John Moore, managing director of Miro Capital Advisory, an NXT adviser, said he wasn't disappointed by the new market's slow uptake.
"Frankly, there hasn't been too many [capital] raisings this year, of any size," he said. "There's nothing fundamentally wrong with the NXT market -- the fact that things haven't happened is more symptomatic of the rest of the market." So far this year, there have been just two initial public offerings on the NZX main board -- transport and logistics firm Fliway Group and insurer CBL Corporation.
That's a big change from last year, when there were 16 NZX and NZAX listings, including 12 main board IPOs.
Whenever you have that sort of advice going round, it's pretty hard to get anyone interested in something new, at all, regardless of what it does. And it's even harder to get them interested in something new that's high growth and therefore likely to be higher risk.

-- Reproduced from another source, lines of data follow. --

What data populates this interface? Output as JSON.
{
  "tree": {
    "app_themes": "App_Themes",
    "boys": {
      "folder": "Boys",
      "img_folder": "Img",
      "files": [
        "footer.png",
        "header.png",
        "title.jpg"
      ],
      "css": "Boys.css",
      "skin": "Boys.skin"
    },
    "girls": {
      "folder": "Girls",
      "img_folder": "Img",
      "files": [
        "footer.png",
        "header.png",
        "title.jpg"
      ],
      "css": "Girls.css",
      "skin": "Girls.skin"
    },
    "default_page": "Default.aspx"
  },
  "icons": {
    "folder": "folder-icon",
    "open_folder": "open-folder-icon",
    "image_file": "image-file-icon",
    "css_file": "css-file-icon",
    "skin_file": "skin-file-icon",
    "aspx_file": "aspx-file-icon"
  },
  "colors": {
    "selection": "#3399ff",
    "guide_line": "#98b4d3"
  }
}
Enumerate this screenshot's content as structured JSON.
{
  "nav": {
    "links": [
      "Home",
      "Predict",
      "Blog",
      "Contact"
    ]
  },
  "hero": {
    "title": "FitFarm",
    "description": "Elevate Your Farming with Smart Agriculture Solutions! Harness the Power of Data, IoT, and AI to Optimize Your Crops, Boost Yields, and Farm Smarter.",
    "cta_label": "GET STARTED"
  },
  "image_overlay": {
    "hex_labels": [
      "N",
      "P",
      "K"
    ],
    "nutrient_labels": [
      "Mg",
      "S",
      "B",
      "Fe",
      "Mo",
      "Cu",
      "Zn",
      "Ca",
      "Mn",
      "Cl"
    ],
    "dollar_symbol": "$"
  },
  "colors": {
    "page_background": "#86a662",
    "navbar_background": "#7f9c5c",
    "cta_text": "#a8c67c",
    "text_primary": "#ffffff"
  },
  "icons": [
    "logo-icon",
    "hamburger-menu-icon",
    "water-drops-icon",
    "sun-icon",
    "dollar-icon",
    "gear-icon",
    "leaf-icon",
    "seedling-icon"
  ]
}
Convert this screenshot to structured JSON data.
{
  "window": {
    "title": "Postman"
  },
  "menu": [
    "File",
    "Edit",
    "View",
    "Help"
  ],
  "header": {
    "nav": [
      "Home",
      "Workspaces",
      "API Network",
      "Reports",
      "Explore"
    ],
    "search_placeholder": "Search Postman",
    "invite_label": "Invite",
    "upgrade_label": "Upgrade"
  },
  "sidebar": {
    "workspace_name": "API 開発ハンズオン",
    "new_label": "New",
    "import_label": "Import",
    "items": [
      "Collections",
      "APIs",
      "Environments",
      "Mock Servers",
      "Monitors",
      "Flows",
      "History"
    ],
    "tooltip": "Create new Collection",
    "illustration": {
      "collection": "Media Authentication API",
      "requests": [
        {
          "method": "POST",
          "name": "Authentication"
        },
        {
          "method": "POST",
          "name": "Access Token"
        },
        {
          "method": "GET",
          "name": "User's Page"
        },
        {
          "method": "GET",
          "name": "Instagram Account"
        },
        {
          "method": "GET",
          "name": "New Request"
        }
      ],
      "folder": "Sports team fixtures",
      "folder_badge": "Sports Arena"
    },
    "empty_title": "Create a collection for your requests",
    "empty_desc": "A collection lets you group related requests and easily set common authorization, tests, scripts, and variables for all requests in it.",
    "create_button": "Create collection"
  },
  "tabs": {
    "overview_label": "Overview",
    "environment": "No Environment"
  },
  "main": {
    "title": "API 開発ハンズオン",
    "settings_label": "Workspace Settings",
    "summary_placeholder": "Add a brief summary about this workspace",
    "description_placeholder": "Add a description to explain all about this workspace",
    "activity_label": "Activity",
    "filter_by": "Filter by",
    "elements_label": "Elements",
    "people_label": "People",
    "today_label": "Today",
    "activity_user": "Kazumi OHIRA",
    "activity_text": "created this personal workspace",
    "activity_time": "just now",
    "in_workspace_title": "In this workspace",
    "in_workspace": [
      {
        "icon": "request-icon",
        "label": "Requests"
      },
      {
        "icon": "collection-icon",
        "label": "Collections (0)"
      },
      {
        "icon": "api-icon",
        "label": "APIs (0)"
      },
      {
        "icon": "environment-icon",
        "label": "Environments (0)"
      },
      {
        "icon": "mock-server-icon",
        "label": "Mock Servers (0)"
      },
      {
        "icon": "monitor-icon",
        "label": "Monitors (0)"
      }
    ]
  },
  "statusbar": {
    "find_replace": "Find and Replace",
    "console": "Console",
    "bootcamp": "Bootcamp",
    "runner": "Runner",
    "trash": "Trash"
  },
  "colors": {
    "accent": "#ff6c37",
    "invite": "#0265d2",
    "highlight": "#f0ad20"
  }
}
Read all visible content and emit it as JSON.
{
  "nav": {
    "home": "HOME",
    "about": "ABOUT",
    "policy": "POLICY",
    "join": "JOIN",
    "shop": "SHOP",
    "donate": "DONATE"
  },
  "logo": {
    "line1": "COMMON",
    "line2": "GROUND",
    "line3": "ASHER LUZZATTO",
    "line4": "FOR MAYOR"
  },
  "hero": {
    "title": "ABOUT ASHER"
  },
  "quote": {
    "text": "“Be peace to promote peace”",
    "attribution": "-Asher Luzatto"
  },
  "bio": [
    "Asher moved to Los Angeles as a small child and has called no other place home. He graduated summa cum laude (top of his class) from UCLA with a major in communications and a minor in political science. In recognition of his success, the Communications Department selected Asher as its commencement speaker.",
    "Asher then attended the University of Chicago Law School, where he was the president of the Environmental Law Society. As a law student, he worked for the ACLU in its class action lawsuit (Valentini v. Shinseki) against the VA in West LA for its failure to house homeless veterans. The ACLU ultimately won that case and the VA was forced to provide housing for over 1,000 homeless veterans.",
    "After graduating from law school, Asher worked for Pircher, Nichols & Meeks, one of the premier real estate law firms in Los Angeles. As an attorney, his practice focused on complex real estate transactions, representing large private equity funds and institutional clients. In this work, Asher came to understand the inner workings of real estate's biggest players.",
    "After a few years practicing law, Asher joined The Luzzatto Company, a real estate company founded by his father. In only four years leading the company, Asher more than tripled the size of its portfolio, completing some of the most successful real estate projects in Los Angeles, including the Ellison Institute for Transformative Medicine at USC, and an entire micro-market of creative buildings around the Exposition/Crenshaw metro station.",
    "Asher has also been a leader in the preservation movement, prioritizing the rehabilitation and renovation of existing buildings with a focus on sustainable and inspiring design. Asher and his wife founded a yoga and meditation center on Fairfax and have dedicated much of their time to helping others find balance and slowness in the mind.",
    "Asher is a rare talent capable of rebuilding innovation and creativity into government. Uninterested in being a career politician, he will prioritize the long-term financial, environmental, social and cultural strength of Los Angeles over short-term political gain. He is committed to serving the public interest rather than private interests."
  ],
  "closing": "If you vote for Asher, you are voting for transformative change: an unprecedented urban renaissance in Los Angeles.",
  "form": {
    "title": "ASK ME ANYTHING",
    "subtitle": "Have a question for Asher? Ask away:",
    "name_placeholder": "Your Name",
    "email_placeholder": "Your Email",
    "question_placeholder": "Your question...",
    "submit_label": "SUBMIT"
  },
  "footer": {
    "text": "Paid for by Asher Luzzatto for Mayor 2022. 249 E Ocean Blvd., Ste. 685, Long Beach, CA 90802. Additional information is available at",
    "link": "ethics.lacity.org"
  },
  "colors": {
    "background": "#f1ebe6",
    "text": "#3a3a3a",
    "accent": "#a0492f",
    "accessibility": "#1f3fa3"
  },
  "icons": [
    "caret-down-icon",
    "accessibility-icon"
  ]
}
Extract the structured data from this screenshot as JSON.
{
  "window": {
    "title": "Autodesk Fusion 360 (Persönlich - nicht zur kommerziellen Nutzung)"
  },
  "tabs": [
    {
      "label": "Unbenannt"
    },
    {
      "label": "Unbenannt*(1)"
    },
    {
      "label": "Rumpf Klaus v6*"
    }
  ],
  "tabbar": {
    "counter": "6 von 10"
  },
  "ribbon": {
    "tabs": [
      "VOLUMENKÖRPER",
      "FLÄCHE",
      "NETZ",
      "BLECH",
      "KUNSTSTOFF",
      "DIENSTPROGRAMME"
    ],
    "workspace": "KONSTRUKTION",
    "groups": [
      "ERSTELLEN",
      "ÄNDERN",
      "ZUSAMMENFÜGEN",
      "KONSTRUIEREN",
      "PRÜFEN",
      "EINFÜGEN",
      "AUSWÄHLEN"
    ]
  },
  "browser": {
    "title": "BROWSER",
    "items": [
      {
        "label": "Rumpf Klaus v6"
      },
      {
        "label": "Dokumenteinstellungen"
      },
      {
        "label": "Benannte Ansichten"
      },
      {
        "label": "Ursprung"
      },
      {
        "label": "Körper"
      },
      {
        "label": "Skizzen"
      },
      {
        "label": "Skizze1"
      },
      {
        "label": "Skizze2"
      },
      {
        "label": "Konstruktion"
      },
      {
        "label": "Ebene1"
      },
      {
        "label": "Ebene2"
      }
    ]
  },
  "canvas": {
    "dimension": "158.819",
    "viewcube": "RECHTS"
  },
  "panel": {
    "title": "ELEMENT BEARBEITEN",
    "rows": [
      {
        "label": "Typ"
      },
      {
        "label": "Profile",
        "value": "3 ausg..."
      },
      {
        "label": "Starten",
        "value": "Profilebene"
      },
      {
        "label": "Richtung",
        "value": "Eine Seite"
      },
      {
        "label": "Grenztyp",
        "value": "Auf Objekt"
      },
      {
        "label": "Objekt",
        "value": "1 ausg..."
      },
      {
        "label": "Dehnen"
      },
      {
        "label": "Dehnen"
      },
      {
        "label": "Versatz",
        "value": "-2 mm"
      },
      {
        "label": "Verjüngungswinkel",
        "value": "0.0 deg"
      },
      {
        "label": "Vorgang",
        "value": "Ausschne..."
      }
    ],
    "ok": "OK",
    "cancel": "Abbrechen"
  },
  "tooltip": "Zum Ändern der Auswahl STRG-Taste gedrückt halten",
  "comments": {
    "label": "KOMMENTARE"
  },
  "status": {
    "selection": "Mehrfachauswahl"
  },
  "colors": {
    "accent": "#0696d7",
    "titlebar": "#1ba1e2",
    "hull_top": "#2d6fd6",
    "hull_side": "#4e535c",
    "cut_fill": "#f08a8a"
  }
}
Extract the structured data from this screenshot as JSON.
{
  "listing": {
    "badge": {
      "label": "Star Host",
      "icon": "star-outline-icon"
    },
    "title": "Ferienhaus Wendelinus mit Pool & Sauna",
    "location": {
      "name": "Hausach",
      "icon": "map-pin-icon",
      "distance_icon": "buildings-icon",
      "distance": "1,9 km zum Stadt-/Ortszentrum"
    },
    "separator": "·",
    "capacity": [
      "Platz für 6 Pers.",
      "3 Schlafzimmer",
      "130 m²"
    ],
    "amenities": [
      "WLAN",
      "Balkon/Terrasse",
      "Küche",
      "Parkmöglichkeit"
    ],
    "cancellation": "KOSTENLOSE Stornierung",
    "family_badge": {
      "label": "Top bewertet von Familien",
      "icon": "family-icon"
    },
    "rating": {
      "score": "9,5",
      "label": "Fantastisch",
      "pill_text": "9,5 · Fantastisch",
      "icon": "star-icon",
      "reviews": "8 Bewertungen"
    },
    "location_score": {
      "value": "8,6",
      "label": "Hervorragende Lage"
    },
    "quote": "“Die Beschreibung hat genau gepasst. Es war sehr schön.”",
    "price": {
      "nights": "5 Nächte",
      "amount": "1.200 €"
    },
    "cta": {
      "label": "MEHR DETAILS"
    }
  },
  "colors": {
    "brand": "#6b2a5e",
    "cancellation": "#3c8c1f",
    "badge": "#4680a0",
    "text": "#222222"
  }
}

Moore said many sharebrokers had been advising clients to avoid risky investments this year, which was not a great environment for attracting listings to a new, higher risk market like NXT.
"Whenever you have that sort of advice going round, it's pretty hard to get anyone interested in something new, at all, regardless of what it does. And it's even harder to get them interested in something new that's high growth and therefore likely to be higher risk." After several years of strong returns, markets have become more volatile in recent months, thanks to fears about China and the global economy, and uncertainty about US interest rates.
Moore, whose firm is advising Snakk Media and Cooks, said he was talking with a number of other companies that were looking to list on NXT, which he couldn't name.
"I think for a small, high growth company, the NXT market is a pretty good place to be." NXT companies will provide interim and full-year reports, as well as quarterly updates that include progress towards "key operating milestones".
The NXT regime also includes "bright line tests" that help issuers identify what information must be immediately disclosed to the market.
These include a banking covenant breach, the appointment of a receiver or liquidator, and the likelihood of a company's operational performance varying by more than 10 per cent from published targets.
NXT firms will pay a $30,000 annual listing fee, which includes company research by Edison Research and "market maker" services by First NZ Capital.
The new market was made possible by the Financial Markets Conduct Act, a once-in-a-generation overhaul of securities legislation that came fully into force in December.